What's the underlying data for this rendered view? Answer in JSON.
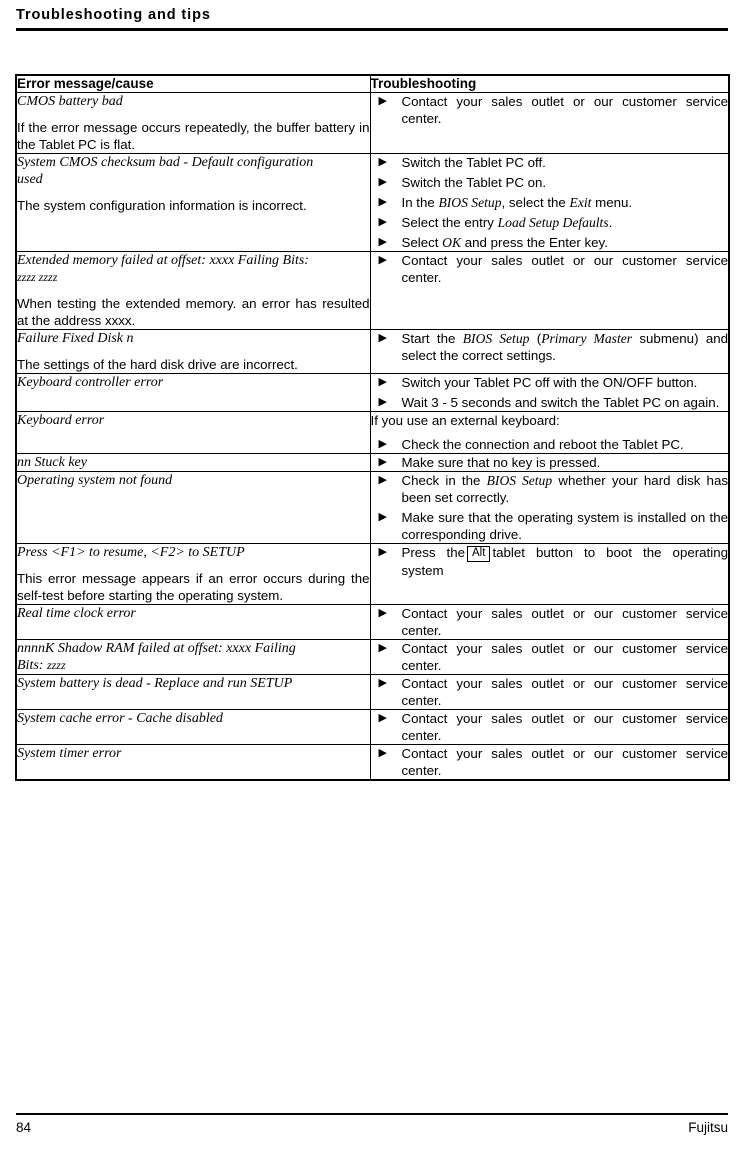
{
  "header": {
    "title": "Troubleshooting and tips"
  },
  "table": {
    "columns": {
      "cause": "Error message/cause",
      "fix": "Troubleshooting"
    },
    "rows": [
      {
        "message": "CMOS battery bad",
        "description": "If the error message occurs repeatedly, the buffer battery in the Tablet PC is flat.",
        "lead_in": "",
        "steps": [
          "Contact your sales outlet or our customer service center."
        ]
      },
      {
        "message": "System CMOS checksum bad - Default configuration used",
        "description": "The system configuration information is incorrect.",
        "lead_in": "",
        "steps": [
          "Switch the Tablet PC off.",
          "Switch the Tablet PC on.",
          "In the BIOS Setup, select the Exit menu.",
          "Select the entry Load Setup Defaults.",
          "Select OK and press the Enter key."
        ]
      },
      {
        "message": "Extended memory failed at offset: xxxx Failing Bits: zzzz zzzz",
        "description": "When testing the extended memory. an error has resulted at the address xxxx.",
        "lead_in": "",
        "steps": [
          "Contact your sales outlet or our customer service center."
        ]
      },
      {
        "message": "Failure Fixed Disk n",
        "description": "The settings of the hard disk drive are incorrect.",
        "lead_in": "",
        "steps": [
          "Start the BIOS Setup (Primary Master submenu) and select the correct settings."
        ]
      },
      {
        "message": "Keyboard controller error",
        "description": "",
        "lead_in": "",
        "steps": [
          "Switch your Tablet PC off with the ON/OFF button.",
          "Wait 3 - 5 seconds and switch the Tablet PC on again."
        ]
      },
      {
        "message": "Keyboard error",
        "description": "",
        "lead_in": "If you use an external keyboard:",
        "steps": [
          "Check the connection and reboot the Tablet PC."
        ]
      },
      {
        "message": "nn Stuck key",
        "description": "",
        "lead_in": "",
        "steps": [
          "Make sure that no key is pressed."
        ]
      },
      {
        "message": "Operating system not found",
        "description": "",
        "lead_in": "",
        "steps": [
          "Check in the BIOS Setup whether your hard disk has been set correctly.",
          "Make sure that the operating system is installed on the corresponding drive."
        ]
      },
      {
        "message": "Press <F1> to resume, <F2> to SETUP",
        "description": "This error message appears if an error occurs during the self-test before starting the operating system.",
        "lead_in": "",
        "steps": [
          "Press the Alt tablet button to boot the operating system"
        ],
        "keycap": "Alt"
      },
      {
        "message": "Real time clock error",
        "description": "",
        "lead_in": "",
        "steps": [
          "Contact your sales outlet or our customer service center."
        ]
      },
      {
        "message": "nnnnK Shadow RAM failed at offset: xxxx Failing Bits: zzzz",
        "description": "",
        "lead_in": "",
        "steps": [
          "Contact your sales outlet or our customer service center."
        ]
      },
      {
        "message": "System battery is dead - Replace and run SETUP",
        "description": "",
        "lead_in": "",
        "steps": [
          "Contact your sales outlet or our customer service center."
        ]
      },
      {
        "message": "System cache error - Cache disabled",
        "description": "",
        "lead_in": "",
        "steps": [
          "Contact your sales outlet or our customer service center."
        ]
      },
      {
        "message": "System timer error",
        "description": "",
        "lead_in": "",
        "steps": [
          "Contact your sales outlet or our customer service center."
        ]
      }
    ]
  },
  "row_text": {
    "r1": {
      "msg": "CMOS battery bad",
      "desc": "If the error message occurs repeatedly, the buffer battery in the Tablet PC is flat.",
      "s1": "Contact your sales outlet or our customer service center."
    },
    "r2": {
      "msg_a": "System CMOS checksum bad - Default configuration",
      "msg_b": "used",
      "desc": "The system configuration information is incorrect.",
      "s1": "Switch the Tablet PC off.",
      "s2": "Switch the Tablet PC on.",
      "s3_a": "In the ",
      "s3_b": "BIOS Setup",
      "s3_c": ", select the ",
      "s3_d": "Exit",
      "s3_e": " menu.",
      "s4_a": "Select the entry ",
      "s4_b": "Load Setup Defaults",
      "s4_c": ".",
      "s5_a": "Select ",
      "s5_b": "OK",
      "s5_c": " and press the Enter key."
    },
    "r3": {
      "msg_a": "Extended memory failed at offset: xxxx Failing Bits:",
      "msg_b": "zzzz zzzz",
      "desc": "When testing the extended memory. an error has resulted at the address xxxx.",
      "s1": "Contact your sales outlet or our customer service center."
    },
    "r4": {
      "msg": "Failure Fixed Disk n",
      "desc": "The settings of the hard disk drive are incorrect.",
      "s1_a": "Start the ",
      "s1_b": "BIOS Setup",
      "s1_c": " (",
      "s1_d": "Primary Master",
      "s1_e": " submenu) and select the correct settings."
    },
    "r5": {
      "msg": "Keyboard controller error",
      "s1": "Switch your Tablet PC off with the ON/OFF button.",
      "s2": "Wait 3 - 5 seconds and switch the Tablet PC on again."
    },
    "r6": {
      "msg": "Keyboard error",
      "lead": "If you use an external keyboard:",
      "s1": "Check the connection and reboot the Tablet PC."
    },
    "r7": {
      "msg": "nn Stuck key",
      "s1": "Make sure that no key is pressed."
    },
    "r8": {
      "msg": "Operating system not found",
      "s1_a": "Check in the ",
      "s1_b": "BIOS Setup",
      "s1_c": " whether your hard disk has been set correctly.",
      "s2": "Make sure that the operating system is installed on the corresponding drive."
    },
    "r9": {
      "msg": "Press <F1> to resume, <F2> to SETUP",
      "desc": "This error message appears if an error occurs during the self-test before starting the operating system.",
      "s1_a": "Press the",
      "s1_key": "Alt",
      "s1_b": "tablet button to boot the operating system"
    },
    "r10": {
      "msg": "Real time clock error",
      "s1": "Contact your sales outlet or our customer service center."
    },
    "r11": {
      "msg_a": "nnnnK Shadow RAM failed at offset: xxxx Failing",
      "msg_b": "Bits: ",
      "msg_c": "zzzz",
      "s1": "Contact your sales outlet or our customer service center."
    },
    "r12": {
      "msg": "System battery is dead - Replace and run SETUP",
      "s1": "Contact your sales outlet or our customer service center."
    },
    "r13": {
      "msg": "System cache error - Cache disabled",
      "s1": "Contact your sales outlet or our customer service center."
    },
    "r14": {
      "msg": "System timer error",
      "s1": "Contact your sales outlet or our customer service center."
    }
  },
  "icons": {
    "bullet": "▶"
  },
  "footer": {
    "page_number": "84",
    "brand": "Fujitsu"
  }
}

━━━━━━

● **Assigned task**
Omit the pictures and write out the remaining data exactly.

● **Solution below**
What's the underlying data for this rendered view? Answer in JSON.
{
  "header": {
    "title": "Troubleshooting and tips"
  },
  "table": {
    "columns": {
      "cause": "Error message/cause",
      "fix": "Troubleshooting"
    },
    "rows": [
      {
        "message": "CMOS battery bad",
        "description": "If the error message occurs repeatedly, the buffer battery in the Tablet PC is flat.",
        "lead_in": "",
        "steps": [
          "Contact your sales outlet or our customer service center."
        ]
      },
      {
        "message": "System CMOS checksum bad - Default configuration used",
        "description": "The system configuration information is incorrect.",
        "lead_in": "",
        "steps": [
          "Switch the Tablet PC off.",
          "Switch the Tablet PC on.",
          "In the BIOS Setup, select the Exit menu.",
          "Select the entry Load Setup Defaults.",
          "Select OK and press the Enter key."
        ]
      },
      {
        "message": "Extended memory failed at offset: xxxx Failing Bits: zzzz zzzz",
        "description": "When testing the extended memory. an error has resulted at the address xxxx.",
        "lead_in": "",
        "steps": [
          "Contact your sales outlet or our customer service center."
        ]
      },
      {
        "message": "Failure Fixed Disk n",
        "description": "The settings of the hard disk drive are incorrect.",
        "lead_in": "",
        "steps": [
          "Start the BIOS Setup (Primary Master submenu) and select the correct settings."
        ]
      },
      {
        "message": "Keyboard controller error",
        "description": "",
        "lead_in": "",
        "steps": [
          "Switch your Tablet PC off with the ON/OFF button.",
          "Wait 3 - 5 seconds and switch the Tablet PC on again."
        ]
      },
      {
        "message": "Keyboard error",
        "description": "",
        "lead_in": "If you use an external keyboard:",
        "steps": [
          "Check the connection and reboot the Tablet PC."
        ]
      },
      {
        "message": "nn Stuck key",
        "description": "",
        "lead_in": "",
        "steps": [
          "Make sure that no key is pressed."
        ]
      },
      {
        "message": "Operating system not found",
        "description": "",
        "lead_in": "",
        "steps": [
          "Check in the BIOS Setup whether your hard disk has been set correctly.",
          "Make sure that the operating system is installed on the corresponding drive."
        ]
      },
      {
        "message": "Press <F1> to resume, <F2> to SETUP",
        "description": "This error message appears if an error occurs during the self-test before starting the operating system.",
        "lead_in": "",
        "steps": [
          "Press the Alt tablet button to boot the operating system"
        ],
        "keycap": "Alt"
      },
      {
        "message": "Real time clock error",
        "description": "",
        "lead_in": "",
        "steps": [
          "Contact your sales outlet or our customer service center."
        ]
      },
      {
        "message": "nnnnK Shadow RAM failed at offset: xxxx Failing Bits: zzzz",
        "description": "",
        "lead_in": "",
        "steps": [
          "Contact your sales outlet or our customer service center."
        ]
      },
      {
        "message": "System battery is dead - Replace and run SETUP",
        "description": "",
        "lead_in": "",
        "steps": [
          "Contact your sales outlet or our customer service center."
        ]
      },
      {
        "message": "System cache error - Cache disabled",
        "description": "",
        "lead_in": "",
        "steps": [
          "Contact your sales outlet or our customer service center."
        ]
      },
      {
        "message": "System timer error",
        "description": "",
        "lead_in": "",
        "steps": [
          "Contact your sales outlet or our customer service center."
        ]
      }
    ]
  },
  "row_text": {
    "r1": {
      "msg": "CMOS battery bad",
      "desc": "If the error message occurs repeatedly, the buffer battery in the Tablet PC is flat.",
      "s1": "Contact your sales outlet or our customer service center."
    },
    "r2": {
      "msg_a": "System CMOS checksum bad - Default configuration",
      "msg_b": "used",
      "desc": "The system configuration information is incorrect.",
      "s1": "Switch the Tablet PC off.",
      "s2": "Switch the Tablet PC on.",
      "s3_a": "In the ",
      "s3_b": "BIOS Setup",
      "s3_c": ", select the ",
      "s3_d": "Exit",
      "s3_e": " menu.",
      "s4_a": "Select the entry ",
      "s4_b": "Load Setup Defaults",
      "s4_c": ".",
      "s5_a": "Select ",
      "s5_b": "OK",
      "s5_c": " and press the Enter key."
    },
    "r3": {
      "msg_a": "Extended memory failed at offset: xxxx Failing Bits:",
      "msg_b": "zzzz zzzz",
      "desc": "When testing the extended memory. an error has resulted at the address xxxx.",
      "s1": "Contact your sales outlet or our customer service center."
    },
    "r4": {
      "msg": "Failure Fixed Disk n",
      "desc": "The settings of the hard disk drive are incorrect.",
      "s1_a": "Start the ",
      "s1_b": "BIOS Setup",
      "s1_c": " (",
      "s1_d": "Primary Master",
      "s1_e": " submenu) and select the correct settings."
    },
    "r5": {
      "msg": "Keyboard controller error",
      "s1": "Switch your Tablet PC off with the ON/OFF button.",
      "s2": "Wait 3 - 5 seconds and switch the Tablet PC on again."
    },
    "r6": {
      "msg": "Keyboard error",
      "lead": "If you use an external keyboard:",
      "s1": "Check the connection and reboot the Tablet PC."
    },
    "r7": {
      "msg": "nn Stuck key",
      "s1": "Make sure that no key is pressed."
    },
    "r8": {
      "msg": "Operating system not found",
      "s1_a": "Check in the ",
      "s1_b": "BIOS Setup",
      "s1_c": " whether your hard disk has been set correctly.",
      "s2": "Make sure that the operating system is installed on the corresponding drive."
    },
    "r9": {
      "msg": "Press <F1> to resume, <F2> to SETUP",
      "desc": "This error message appears if an error occurs during the self-test before starting the operating system.",
      "s1_a": "Press the",
      "s1_key": "Alt",
      "s1_b": "tablet button to boot the operating system"
    },
    "r10": {
      "msg": "Real time clock error",
      "s1": "Contact your sales outlet or our customer service center."
    },
    "r11": {
      "msg_a": "nnnnK Shadow RAM failed at offset: xxxx Failing",
      "msg_b": "Bits: ",
      "msg_c": "zzzz",
      "s1": "Contact your sales outlet or our customer service center."
    },
    "r12": {
      "msg": "System battery is dead - Replace and run SETUP",
      "s1": "Contact your sales outlet or our customer service center."
    },
    "r13": {
      "msg": "System cache error - Cache disabled",
      "s1": "Contact your sales outlet or our customer service center."
    },
    "r14": {
      "msg": "System timer error",
      "s1": "Contact your sales outlet or our customer service center."
    }
  },
  "icons": {
    "bullet": "▶"
  },
  "footer": {
    "page_number": "84",
    "brand": "Fujitsu"
  }
}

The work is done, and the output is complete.